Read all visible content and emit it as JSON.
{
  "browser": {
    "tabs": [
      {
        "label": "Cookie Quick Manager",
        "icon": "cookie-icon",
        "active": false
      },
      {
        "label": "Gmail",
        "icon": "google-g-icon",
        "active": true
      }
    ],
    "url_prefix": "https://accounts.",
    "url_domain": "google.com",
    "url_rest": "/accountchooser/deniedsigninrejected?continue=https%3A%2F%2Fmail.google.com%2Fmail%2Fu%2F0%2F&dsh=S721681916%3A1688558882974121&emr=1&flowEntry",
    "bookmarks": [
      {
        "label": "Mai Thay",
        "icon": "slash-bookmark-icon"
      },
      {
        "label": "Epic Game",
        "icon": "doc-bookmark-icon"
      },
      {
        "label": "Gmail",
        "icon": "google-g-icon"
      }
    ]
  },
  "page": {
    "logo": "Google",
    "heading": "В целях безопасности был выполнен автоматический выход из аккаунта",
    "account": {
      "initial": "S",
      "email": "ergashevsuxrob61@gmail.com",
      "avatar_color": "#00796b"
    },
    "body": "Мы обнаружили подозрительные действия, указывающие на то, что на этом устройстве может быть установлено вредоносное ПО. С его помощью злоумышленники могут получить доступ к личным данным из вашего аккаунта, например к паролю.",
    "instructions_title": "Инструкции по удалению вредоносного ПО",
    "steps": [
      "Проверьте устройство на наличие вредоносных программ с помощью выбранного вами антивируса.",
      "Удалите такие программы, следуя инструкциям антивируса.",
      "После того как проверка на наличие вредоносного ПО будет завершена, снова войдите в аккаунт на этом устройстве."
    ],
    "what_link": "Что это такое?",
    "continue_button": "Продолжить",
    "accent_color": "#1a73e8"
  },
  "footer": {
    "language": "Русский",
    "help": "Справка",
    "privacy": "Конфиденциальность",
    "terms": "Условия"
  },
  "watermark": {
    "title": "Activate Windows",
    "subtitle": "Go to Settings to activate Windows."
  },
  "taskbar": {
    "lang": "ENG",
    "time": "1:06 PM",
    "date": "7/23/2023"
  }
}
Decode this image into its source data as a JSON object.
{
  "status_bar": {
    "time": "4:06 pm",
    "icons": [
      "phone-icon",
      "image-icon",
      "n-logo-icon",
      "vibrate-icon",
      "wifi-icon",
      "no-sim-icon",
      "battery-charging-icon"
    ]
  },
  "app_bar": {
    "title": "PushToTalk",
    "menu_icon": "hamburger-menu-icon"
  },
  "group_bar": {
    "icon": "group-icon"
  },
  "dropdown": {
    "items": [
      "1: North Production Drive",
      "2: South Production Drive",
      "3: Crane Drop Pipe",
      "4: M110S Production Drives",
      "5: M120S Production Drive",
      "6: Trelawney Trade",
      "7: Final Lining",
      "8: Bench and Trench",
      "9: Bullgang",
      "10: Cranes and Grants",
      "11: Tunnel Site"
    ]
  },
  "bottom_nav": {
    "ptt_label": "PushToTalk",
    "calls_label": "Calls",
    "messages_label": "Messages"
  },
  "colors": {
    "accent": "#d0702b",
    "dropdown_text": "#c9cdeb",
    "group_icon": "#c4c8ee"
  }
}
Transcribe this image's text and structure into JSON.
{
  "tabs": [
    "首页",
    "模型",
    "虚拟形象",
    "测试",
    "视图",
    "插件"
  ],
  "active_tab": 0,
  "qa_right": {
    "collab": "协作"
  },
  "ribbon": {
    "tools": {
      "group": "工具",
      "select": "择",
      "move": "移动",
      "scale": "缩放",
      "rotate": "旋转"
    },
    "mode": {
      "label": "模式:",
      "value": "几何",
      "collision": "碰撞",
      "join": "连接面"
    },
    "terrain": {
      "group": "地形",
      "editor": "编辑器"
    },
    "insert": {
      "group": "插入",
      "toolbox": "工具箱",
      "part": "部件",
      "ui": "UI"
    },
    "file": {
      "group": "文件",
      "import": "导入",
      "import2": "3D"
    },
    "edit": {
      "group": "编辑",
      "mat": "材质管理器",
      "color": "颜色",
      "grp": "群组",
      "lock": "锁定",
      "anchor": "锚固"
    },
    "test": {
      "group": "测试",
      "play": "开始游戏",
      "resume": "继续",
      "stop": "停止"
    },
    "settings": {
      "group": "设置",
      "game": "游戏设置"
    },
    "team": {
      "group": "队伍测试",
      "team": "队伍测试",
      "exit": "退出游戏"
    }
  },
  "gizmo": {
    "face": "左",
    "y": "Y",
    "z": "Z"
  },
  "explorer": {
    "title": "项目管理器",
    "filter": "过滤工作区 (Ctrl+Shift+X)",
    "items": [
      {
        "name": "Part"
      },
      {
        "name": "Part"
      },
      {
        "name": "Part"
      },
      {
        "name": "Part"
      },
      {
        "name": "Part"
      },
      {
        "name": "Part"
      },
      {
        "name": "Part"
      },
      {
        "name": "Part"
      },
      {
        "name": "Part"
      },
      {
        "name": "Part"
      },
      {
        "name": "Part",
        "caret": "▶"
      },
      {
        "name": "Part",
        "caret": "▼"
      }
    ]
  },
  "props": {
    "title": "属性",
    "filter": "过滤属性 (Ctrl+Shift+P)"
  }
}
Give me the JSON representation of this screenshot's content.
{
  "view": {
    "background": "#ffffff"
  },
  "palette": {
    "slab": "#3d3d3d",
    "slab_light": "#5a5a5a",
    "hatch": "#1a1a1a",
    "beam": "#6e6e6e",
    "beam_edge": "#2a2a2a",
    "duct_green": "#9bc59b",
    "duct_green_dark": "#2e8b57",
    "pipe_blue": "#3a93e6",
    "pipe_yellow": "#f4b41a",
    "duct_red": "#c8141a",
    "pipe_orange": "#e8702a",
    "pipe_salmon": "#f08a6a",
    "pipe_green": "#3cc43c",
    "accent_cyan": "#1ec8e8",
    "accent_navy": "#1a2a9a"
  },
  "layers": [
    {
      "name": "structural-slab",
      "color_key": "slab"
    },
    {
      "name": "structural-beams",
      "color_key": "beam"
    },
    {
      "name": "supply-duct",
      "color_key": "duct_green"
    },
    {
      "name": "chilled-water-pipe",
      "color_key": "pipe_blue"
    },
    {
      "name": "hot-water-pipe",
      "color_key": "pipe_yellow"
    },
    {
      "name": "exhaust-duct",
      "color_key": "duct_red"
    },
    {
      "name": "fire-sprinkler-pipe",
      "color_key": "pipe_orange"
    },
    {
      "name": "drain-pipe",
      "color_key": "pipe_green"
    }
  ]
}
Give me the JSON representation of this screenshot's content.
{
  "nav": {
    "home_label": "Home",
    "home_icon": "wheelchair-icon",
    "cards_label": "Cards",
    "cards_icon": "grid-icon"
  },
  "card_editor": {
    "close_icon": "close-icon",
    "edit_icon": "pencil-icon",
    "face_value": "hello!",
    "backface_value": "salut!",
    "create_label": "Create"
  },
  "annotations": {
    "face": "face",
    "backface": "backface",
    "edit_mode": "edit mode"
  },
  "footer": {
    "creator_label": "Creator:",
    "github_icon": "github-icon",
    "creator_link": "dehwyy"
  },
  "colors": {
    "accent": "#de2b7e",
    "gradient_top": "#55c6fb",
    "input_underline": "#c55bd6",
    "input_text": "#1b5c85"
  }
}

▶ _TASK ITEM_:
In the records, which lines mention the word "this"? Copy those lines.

▶ _REPLY_:
Decode this image into its source data as a JSON object.
Transcribe this image's text and structure into JSON.
Give me the JSON representation of this screenshot's content.
Give me the JSON representation of this screenshot's content.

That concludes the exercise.